Makahiki is the annual four-month season in ancient Hawaii when work and warfare ceased. People devoted their days to games, sports, hula and leisure, as well as to strictly observing rules and taboos. Makahiki was observed in honor of the god Lono.

Nelson, also a producer and scriptwriter, is dedicated to the empowerment of Hawaiian people, particularly to those in South Kona on Hawaii Island.

For the past six years, Kona Historical Society has offered this community lecture series, spotlighting local and state speakers on a wide variety of cultural and historical subjects. It is a gift from the Society to the community that has supported it for so long and it is presented in cooperation with the County of Hawaii. The lectures are free of charge and open to all, residents and visitors alike.

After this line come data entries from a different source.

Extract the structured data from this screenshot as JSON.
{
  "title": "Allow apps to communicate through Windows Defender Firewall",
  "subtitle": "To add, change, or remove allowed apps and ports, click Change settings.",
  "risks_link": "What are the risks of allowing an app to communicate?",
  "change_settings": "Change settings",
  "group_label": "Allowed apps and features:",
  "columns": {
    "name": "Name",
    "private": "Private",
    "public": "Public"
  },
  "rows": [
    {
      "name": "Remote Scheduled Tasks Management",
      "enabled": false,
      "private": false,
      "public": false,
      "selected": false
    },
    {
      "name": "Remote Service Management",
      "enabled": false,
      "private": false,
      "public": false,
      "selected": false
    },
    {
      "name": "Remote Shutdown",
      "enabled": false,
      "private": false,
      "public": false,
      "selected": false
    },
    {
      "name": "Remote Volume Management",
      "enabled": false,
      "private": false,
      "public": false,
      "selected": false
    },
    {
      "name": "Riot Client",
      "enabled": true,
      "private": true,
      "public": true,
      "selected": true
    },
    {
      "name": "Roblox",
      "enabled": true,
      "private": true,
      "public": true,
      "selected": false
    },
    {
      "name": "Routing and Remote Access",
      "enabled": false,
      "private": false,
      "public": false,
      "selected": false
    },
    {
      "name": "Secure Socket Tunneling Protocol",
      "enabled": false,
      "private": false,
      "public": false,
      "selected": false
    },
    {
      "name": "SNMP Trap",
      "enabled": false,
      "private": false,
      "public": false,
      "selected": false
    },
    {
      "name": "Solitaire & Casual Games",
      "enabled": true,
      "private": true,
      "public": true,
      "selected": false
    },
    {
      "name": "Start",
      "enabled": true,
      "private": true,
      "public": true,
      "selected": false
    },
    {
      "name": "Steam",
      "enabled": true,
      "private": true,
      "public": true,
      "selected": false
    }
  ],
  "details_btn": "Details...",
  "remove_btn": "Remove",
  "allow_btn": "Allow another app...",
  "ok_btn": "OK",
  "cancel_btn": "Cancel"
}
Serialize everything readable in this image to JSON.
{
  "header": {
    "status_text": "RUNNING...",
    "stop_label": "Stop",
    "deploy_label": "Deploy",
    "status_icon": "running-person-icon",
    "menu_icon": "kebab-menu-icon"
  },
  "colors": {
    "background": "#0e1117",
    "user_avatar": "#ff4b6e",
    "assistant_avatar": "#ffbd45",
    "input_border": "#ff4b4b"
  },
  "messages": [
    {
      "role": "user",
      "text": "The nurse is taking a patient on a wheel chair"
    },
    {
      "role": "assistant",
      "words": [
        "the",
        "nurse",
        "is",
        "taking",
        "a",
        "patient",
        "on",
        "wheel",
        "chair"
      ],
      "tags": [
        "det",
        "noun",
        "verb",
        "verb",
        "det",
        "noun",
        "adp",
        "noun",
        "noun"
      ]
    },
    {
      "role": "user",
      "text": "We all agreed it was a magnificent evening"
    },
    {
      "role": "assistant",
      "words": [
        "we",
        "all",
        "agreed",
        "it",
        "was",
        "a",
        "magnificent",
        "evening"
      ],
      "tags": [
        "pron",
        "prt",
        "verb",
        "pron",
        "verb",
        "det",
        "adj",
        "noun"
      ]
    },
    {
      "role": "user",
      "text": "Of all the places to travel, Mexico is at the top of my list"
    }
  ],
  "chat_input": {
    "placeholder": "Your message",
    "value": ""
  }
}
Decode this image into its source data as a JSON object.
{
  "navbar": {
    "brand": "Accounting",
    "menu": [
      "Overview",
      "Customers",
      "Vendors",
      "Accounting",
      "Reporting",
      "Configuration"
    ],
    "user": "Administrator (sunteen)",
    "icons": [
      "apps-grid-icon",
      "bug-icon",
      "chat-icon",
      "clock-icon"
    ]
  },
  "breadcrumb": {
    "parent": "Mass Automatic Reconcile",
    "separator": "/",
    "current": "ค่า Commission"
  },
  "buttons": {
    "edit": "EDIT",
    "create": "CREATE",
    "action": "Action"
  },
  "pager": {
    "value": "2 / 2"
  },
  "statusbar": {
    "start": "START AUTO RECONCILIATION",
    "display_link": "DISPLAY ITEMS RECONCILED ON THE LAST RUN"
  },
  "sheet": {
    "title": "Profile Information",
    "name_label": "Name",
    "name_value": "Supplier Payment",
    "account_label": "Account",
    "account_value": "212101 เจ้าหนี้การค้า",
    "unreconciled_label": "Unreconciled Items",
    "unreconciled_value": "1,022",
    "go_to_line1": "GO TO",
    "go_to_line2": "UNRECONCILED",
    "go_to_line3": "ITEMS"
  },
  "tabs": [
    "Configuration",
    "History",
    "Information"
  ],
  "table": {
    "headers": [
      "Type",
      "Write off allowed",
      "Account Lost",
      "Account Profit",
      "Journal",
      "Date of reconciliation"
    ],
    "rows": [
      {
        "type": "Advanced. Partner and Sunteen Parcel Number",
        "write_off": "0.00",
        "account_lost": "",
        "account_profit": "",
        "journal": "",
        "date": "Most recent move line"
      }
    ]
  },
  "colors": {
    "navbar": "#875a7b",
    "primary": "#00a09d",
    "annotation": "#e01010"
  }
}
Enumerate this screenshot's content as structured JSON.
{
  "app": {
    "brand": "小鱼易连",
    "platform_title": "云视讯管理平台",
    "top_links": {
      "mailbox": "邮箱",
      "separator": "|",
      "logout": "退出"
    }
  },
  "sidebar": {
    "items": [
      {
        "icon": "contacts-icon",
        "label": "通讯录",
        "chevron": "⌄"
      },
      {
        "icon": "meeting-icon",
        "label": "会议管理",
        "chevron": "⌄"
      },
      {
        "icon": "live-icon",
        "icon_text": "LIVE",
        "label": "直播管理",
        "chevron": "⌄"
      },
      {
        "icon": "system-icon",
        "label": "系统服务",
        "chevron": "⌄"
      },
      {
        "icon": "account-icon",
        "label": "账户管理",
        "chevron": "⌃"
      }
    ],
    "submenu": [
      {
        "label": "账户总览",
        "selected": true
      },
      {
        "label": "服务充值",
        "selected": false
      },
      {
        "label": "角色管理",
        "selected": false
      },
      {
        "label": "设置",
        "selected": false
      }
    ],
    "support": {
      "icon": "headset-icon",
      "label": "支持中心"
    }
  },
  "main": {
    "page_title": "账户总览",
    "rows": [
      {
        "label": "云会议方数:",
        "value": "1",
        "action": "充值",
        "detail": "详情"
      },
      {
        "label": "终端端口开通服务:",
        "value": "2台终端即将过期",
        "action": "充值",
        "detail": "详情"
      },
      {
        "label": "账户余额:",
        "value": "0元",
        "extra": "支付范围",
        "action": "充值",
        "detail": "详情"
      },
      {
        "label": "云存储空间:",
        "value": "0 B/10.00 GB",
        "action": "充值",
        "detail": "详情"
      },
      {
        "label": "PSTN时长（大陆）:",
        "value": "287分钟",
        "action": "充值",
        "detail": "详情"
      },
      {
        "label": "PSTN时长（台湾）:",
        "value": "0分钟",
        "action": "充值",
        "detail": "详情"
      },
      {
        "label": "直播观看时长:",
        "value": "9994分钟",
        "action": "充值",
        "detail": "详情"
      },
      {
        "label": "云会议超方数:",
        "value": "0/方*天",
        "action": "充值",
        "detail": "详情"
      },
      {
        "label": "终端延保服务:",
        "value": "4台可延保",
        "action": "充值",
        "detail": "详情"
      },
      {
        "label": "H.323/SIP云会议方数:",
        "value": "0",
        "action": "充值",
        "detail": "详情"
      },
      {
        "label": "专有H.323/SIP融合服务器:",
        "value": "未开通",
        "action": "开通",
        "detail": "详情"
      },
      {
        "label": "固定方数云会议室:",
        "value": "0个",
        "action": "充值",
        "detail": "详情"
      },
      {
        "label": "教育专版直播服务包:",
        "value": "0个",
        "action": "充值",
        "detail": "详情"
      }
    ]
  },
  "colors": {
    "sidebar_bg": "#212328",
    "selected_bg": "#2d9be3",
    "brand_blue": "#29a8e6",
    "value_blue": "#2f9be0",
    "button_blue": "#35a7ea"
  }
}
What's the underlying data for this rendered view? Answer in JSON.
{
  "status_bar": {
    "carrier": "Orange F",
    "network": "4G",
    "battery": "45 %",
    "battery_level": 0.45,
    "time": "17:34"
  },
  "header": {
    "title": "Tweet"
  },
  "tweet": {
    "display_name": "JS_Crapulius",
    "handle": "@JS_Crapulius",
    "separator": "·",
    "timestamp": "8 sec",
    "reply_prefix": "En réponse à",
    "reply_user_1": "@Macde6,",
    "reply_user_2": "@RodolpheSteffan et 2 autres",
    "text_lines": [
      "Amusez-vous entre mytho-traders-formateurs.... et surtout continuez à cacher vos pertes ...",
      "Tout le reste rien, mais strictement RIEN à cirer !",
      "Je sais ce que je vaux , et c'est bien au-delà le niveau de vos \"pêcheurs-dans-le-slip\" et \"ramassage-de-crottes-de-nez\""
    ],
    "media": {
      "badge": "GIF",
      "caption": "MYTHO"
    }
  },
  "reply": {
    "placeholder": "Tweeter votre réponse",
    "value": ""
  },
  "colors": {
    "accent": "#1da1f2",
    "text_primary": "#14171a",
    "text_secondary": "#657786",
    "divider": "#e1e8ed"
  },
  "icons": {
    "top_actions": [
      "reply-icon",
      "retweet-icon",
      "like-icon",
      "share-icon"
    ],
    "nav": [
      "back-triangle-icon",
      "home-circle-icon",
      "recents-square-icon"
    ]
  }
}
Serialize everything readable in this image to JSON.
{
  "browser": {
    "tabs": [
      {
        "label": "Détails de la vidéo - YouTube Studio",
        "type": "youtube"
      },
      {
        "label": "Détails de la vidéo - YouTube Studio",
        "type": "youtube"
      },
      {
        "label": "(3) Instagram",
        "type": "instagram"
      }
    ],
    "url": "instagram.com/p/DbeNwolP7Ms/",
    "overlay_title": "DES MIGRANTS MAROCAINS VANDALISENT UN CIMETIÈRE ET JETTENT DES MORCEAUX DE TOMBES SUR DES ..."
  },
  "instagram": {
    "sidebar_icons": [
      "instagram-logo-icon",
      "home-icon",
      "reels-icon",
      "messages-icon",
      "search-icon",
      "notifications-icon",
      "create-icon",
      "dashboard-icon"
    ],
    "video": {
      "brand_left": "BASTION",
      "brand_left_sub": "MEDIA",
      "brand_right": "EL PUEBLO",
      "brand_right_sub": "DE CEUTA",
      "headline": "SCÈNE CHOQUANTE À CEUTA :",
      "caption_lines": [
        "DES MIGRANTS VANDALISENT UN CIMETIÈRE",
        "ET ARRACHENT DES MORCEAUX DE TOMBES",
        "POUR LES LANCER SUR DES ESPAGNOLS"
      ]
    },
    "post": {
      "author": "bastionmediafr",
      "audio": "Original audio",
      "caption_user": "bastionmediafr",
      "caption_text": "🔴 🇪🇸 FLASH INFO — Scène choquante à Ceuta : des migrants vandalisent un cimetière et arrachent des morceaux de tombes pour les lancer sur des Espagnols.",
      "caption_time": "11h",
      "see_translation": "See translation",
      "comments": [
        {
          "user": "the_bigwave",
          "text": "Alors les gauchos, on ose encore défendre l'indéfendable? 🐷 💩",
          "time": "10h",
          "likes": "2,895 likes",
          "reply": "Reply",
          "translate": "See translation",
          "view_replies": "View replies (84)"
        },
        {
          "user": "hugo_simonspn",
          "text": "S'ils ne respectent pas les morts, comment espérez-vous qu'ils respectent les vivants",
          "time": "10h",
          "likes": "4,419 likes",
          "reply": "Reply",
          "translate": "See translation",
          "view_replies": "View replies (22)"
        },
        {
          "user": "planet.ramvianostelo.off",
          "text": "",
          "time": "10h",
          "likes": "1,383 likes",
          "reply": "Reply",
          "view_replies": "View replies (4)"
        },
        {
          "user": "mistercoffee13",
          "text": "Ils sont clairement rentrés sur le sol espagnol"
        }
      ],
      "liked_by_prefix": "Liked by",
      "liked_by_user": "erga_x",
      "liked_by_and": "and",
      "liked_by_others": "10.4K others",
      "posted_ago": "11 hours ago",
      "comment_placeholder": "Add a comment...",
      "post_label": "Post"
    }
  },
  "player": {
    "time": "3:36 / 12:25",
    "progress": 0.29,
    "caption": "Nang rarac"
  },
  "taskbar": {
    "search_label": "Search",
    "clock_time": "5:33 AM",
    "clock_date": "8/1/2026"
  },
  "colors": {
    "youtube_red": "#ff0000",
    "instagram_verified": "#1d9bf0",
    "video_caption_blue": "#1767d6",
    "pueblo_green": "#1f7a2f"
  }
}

Kona Historical Society is a community-based, 501(c)(3) nonprofit organization and Smithsonian Museum affiliate that has spent the past four decades collecting, preserving and sharing the history of the Kona districts and their rich cultural heritage within Hawaii.

For more information, call Kona Historical Society at 808-323-3222 or visit www.konahistorical.org. To get the latest updates regarding Kona Historical Society programs, historic sites and special events, “LIKE” Kona Historical Society on Facebook.